Question: do I need to know anything in this blog post?
Answer: No, it is a true cache and CELLMEMORY works automatically
Question: so why should I read this blog post?
Answer: because you like to keep a toolkit of useful ways to control the system when needed
The Exadata engineering team has done a lot of work to make the flash cache automatically handle a variety of very different workloads happening simultaneously which is why we now typically discourage users from specifying:
SQL> Alter Table T storage (cell_flash_cache keep);
and trust the AUTOKEEP pool to recognize table scans that would most benefit from caching and to cache them in a thrash resistant way. Our Best Practice for CELLMEMORY is typically not to use the DDL. That said, there will be cases when the DBA wishes to override the system’s default behavior and we will look at a couple of those reasons. But first here’s the DDL which is a very cut down portion of the INMEMORY syntax:
Alter Table T [ [ NO ] CELLMEMORY [ MEMCOMPRESS FOR [ QUERY | CAPACITY ] [ LOW | HIGH ] ] ]
So let’s break this down piece by piece.
SQL> Alter Table T NO CELLMEMORY
The NO CELLMEMORY clause prevents a table being eligible for the rewrite from 184.108.40.206 format to 12.2 In-Memory format.
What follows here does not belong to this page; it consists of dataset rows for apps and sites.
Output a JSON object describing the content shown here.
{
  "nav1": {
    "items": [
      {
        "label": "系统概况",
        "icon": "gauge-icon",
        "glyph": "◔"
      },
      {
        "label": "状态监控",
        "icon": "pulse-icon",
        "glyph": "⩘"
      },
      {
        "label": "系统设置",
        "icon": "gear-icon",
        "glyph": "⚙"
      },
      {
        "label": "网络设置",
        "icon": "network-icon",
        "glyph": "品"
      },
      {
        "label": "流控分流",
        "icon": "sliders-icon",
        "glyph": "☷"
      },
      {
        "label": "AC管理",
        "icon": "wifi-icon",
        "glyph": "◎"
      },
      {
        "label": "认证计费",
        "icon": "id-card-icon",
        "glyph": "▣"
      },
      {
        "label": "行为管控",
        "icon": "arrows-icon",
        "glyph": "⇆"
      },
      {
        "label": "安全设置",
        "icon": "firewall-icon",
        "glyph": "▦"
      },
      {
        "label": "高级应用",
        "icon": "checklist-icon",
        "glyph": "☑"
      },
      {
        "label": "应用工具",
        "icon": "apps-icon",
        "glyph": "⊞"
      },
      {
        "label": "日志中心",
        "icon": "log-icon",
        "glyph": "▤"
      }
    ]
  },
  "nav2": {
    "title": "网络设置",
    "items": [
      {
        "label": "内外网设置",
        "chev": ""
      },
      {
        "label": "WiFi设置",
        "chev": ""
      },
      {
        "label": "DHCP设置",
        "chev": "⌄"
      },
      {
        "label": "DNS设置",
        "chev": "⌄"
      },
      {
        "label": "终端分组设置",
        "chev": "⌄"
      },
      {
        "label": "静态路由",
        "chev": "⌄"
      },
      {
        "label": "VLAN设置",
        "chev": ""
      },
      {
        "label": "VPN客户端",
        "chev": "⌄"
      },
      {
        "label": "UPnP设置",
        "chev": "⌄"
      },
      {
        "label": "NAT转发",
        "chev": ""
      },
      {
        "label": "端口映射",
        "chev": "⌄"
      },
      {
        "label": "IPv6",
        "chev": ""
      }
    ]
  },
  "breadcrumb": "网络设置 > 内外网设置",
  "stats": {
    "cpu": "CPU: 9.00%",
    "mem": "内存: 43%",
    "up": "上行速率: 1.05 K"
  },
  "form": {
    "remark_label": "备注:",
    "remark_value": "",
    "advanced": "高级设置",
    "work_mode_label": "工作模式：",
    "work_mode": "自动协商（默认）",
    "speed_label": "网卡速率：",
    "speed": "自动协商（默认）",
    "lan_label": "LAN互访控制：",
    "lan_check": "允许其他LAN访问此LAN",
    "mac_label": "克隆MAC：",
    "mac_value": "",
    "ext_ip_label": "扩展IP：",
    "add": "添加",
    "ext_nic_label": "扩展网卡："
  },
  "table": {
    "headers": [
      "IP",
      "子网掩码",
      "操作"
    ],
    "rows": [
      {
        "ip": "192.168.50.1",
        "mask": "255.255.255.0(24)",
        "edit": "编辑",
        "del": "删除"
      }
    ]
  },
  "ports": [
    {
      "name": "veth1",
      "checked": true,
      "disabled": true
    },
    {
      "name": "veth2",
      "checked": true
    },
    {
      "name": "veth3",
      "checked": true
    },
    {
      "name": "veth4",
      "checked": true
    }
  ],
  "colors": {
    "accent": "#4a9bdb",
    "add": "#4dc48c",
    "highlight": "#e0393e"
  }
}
There are a variety of reasons you may wish to do this and we’ll look at those at the end of this post.
SQL> Alter Table T CELLMEMORY SQL> Alter Table T CELLMEMORY MEMCOMPRESS FOR CAPACITY
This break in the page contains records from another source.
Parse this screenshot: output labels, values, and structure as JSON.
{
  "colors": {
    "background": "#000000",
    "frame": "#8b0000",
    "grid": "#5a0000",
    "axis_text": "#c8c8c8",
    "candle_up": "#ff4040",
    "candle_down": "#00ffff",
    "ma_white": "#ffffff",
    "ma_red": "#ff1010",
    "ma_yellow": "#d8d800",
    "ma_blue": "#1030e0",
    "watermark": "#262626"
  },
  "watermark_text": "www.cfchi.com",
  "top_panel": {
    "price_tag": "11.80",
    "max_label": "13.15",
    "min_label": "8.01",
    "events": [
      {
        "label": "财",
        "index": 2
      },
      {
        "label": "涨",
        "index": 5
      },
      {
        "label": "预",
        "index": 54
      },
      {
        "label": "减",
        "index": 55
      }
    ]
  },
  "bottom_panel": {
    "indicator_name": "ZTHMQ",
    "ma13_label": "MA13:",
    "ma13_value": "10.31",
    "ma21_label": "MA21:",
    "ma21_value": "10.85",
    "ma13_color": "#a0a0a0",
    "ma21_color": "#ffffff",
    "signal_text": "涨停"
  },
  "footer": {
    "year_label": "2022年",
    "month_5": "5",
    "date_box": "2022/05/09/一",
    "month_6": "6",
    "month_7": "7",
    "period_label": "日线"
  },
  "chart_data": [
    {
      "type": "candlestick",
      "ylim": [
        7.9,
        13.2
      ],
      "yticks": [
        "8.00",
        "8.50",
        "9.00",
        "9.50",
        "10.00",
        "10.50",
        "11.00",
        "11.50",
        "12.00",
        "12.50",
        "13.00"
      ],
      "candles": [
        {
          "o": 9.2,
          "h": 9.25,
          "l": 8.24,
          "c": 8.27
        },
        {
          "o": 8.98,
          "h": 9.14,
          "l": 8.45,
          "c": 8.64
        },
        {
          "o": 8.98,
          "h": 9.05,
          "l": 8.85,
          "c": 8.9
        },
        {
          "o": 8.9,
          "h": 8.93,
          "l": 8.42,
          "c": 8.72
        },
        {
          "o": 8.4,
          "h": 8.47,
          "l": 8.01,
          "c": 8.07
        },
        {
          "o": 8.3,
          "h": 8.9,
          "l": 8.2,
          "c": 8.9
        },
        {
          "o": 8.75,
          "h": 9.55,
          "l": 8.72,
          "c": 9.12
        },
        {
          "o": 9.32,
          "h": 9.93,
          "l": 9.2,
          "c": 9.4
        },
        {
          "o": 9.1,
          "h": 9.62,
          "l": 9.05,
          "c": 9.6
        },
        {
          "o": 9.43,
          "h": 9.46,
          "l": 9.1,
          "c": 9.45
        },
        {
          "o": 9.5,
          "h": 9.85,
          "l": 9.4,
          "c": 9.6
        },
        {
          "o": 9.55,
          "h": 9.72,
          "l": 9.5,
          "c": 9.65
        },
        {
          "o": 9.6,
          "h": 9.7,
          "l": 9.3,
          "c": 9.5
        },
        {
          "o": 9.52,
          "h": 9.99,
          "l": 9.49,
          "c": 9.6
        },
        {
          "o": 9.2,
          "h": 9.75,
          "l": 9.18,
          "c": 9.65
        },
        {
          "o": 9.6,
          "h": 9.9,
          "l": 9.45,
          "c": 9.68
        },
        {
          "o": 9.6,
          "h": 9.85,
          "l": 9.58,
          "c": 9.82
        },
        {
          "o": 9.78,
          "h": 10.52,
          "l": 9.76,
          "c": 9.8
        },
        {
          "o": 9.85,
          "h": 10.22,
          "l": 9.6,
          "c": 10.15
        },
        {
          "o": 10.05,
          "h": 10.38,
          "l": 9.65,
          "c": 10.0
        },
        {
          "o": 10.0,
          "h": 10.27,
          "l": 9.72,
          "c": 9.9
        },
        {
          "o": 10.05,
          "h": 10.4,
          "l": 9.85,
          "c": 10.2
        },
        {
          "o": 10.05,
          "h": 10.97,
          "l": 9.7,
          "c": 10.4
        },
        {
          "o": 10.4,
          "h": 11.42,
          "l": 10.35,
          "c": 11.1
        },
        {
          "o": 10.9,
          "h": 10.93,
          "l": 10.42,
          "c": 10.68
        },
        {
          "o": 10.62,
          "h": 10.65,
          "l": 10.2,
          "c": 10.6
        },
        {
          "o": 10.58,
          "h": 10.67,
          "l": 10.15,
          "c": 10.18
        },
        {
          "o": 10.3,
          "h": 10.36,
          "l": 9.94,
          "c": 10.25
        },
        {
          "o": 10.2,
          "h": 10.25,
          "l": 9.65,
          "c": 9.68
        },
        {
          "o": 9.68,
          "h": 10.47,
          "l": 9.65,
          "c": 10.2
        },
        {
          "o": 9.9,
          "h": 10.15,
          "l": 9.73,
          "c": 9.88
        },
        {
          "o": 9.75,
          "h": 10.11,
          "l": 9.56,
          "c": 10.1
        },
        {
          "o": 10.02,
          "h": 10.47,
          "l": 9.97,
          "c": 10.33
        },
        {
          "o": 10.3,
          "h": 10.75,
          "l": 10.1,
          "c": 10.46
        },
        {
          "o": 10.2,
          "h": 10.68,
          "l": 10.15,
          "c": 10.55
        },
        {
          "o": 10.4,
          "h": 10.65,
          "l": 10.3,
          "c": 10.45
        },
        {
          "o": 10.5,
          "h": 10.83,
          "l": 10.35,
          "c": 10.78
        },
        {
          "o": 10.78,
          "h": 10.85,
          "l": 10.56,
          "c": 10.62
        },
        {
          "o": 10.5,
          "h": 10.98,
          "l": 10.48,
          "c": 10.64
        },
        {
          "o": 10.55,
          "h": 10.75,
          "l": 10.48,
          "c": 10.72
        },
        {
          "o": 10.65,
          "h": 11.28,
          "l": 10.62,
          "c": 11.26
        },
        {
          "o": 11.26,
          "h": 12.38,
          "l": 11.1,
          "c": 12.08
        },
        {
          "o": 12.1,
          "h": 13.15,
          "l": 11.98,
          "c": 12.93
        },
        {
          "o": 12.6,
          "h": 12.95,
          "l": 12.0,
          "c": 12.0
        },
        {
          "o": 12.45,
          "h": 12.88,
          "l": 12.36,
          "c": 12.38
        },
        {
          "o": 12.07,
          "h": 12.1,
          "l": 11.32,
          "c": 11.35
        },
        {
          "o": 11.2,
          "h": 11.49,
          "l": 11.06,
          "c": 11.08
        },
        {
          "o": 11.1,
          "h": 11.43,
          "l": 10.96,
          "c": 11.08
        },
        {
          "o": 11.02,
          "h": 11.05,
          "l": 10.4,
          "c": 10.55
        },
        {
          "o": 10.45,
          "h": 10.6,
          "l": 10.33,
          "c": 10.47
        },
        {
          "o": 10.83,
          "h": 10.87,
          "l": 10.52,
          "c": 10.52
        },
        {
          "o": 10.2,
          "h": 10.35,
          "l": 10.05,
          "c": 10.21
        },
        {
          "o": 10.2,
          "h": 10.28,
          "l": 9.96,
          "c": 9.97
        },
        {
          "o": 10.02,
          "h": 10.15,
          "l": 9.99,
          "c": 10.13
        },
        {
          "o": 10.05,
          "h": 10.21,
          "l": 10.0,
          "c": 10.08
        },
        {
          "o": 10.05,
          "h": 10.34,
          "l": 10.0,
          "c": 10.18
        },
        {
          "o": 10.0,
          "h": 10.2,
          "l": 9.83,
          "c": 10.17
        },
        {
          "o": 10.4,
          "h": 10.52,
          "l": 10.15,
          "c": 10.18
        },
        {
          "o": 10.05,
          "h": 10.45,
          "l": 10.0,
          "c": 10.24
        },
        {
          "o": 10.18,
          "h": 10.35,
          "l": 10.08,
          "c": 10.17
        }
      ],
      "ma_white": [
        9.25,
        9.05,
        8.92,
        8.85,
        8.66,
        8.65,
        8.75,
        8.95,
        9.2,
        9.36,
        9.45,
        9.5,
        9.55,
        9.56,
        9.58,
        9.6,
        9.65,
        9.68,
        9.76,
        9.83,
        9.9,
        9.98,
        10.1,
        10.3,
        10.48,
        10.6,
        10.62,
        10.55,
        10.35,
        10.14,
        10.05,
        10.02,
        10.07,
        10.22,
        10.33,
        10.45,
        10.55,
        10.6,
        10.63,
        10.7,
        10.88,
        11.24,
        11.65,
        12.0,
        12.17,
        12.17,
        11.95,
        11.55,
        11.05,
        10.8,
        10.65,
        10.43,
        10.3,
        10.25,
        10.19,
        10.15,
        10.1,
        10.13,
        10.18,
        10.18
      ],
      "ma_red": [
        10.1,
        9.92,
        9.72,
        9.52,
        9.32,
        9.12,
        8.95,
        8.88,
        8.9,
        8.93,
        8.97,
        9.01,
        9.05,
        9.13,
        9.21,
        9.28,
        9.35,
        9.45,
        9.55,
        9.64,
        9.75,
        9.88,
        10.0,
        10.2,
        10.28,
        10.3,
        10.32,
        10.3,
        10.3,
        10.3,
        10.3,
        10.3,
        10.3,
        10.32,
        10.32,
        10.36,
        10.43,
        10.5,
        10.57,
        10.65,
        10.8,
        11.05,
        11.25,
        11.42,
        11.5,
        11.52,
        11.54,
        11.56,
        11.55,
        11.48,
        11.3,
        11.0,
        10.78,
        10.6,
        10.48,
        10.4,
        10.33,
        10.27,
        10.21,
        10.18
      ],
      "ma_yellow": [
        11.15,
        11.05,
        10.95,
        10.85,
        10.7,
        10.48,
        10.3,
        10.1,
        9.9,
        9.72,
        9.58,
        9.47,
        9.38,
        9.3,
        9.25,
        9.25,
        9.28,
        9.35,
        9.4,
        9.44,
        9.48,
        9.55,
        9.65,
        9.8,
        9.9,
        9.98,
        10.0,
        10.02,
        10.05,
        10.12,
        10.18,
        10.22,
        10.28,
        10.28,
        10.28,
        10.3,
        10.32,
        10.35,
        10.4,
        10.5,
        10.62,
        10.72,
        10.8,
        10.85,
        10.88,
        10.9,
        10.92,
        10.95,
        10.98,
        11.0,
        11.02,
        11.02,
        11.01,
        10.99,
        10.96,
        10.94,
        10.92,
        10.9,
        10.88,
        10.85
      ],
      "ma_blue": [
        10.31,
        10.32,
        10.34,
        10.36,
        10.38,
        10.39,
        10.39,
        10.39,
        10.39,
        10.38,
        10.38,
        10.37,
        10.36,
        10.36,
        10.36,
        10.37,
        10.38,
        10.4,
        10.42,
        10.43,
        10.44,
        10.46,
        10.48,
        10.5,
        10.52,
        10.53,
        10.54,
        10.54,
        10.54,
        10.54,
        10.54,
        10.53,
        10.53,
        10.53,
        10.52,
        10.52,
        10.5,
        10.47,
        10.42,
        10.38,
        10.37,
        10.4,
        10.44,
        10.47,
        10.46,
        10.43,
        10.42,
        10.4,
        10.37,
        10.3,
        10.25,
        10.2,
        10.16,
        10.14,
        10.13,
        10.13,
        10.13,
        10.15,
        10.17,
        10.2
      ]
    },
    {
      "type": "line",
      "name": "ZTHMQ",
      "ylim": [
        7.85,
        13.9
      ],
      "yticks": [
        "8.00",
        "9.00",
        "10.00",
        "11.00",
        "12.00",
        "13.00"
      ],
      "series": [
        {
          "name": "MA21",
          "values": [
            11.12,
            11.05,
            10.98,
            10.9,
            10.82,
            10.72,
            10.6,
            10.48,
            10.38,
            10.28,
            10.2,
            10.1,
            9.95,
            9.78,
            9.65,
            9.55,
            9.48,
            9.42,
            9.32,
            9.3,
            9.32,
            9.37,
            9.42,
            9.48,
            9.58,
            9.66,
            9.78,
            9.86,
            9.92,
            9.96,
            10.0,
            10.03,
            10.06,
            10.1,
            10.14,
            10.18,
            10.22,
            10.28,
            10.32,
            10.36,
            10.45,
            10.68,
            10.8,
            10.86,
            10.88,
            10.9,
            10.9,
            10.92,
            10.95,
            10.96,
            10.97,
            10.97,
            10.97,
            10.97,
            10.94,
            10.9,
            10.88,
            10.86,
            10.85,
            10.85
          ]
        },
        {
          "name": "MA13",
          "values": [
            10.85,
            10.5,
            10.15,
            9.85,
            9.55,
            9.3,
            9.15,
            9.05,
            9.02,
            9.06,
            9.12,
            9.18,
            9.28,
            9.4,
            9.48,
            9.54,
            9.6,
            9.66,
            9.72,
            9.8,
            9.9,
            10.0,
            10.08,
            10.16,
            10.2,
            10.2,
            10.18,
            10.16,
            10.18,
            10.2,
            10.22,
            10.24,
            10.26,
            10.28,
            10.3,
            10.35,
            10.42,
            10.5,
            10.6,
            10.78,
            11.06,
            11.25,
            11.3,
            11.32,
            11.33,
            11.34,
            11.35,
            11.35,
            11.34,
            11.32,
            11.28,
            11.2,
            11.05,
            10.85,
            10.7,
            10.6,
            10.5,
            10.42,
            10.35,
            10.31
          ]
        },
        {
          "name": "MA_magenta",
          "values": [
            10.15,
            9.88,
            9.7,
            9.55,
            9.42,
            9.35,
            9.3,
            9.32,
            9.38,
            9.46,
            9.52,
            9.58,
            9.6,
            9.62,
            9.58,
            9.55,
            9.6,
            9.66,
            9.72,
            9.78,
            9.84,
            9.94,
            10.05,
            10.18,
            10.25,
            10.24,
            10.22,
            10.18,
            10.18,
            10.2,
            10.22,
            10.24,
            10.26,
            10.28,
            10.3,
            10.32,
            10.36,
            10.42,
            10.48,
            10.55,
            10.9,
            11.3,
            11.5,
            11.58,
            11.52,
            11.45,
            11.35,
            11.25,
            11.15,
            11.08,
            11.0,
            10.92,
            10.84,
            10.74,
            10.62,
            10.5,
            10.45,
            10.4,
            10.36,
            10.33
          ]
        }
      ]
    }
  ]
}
These allows a table to be cached in the default 12.2 In-Memory format (you’d only ever need this to undo a NO CELLMEMORYyou done earlier or to revert a change in the compression level used).
SQL> Alter Table T CELLMEMORY MEMCOMPRESS FOR QUERY
I mentioned above that CELLMEMORY, by default, undergoes two rounds of compression: first a round of semantic compression and secondly a round of bitwise compression using LZO is applied. This is the default to try and keep CELLMEMORY’s flash cache footprint as close as we can to HCC flash space usage but run queries much faster than HCC. But, even though LZO has a relatively low decompression cost it is not zero. There are some workloads which run faster with MEMCOMPRESS FOR QUERY but they also use typically twice as much flash space. It would not be appropriate for the system to automatically start using twice as much flash but if you wish to experiment with this, the option is there. Also compressing with LZO takes CPU time which is not needed with MEMCOMPRESS FOR QUERY.
What about [ LOW | HIGH ] ?
Currently, unlike INMEMORY, these are throw away words but we retained them in the grammar for future expansion and because people are used to specifying them in a MEMCOMPRESS clause. this means in effect:
- CELLMEMORY’S MEMCOMPRESS FOR QUERY
is roughly equivalent of INMEMORY’S MEMCOMPRESS FOR QUERY HIGH
- CELLMEMORY’S MEMCOMPRESS FOR CAPACITY
is roughly equivalent of INMEMORY’S MEMCOMPRESS FOR CAPACITY LOW
Why might I want to overrule the default?
There are a few reasons:
- Turning CELLMEMORY off may be useful if you know an HCC table will only be queried a few times and then dropped or truncated soon and it is not worth the CPU time to create the In-Memory formats
- Turning CELLMEMORY off may be useful if your cells are already under a lot of CPU pressure and you wish to avoid the CPU of creating the In-Memory formats
- Switching to MEMCOMPRESS FOR QUERY may be useful to get better query performance on some workloads (YMMV) and reduce the CPU cost of creating In-Memory formats
What about INMEMORY with CELLMEMORY?
We allow both INMEMORY and CELLMEMORY on the same table
SQL> Create Table T (c1 number) INMEMORY NO CELLMEMORY; SQL> Create Table T (c1 number) INMEMORY CELLMEMORY MEMCOMPRESS FOR QUERY;
Why would you want both INMEMORY and CELLMEMORY?
DBIM implements a priority system where the In-Memory area is first loaded with the critical tables and then finally down to the PRIORITY LOW tables. If you have a PRIORITY LOW table that is unlikely to get loaded in memory it is fine to also specify CELLMEMORY so as to still get columnar performance. Note: an HCC encoded INMEMORY table will still get automatic CELLMEMORY if you don’t use any DDL at all.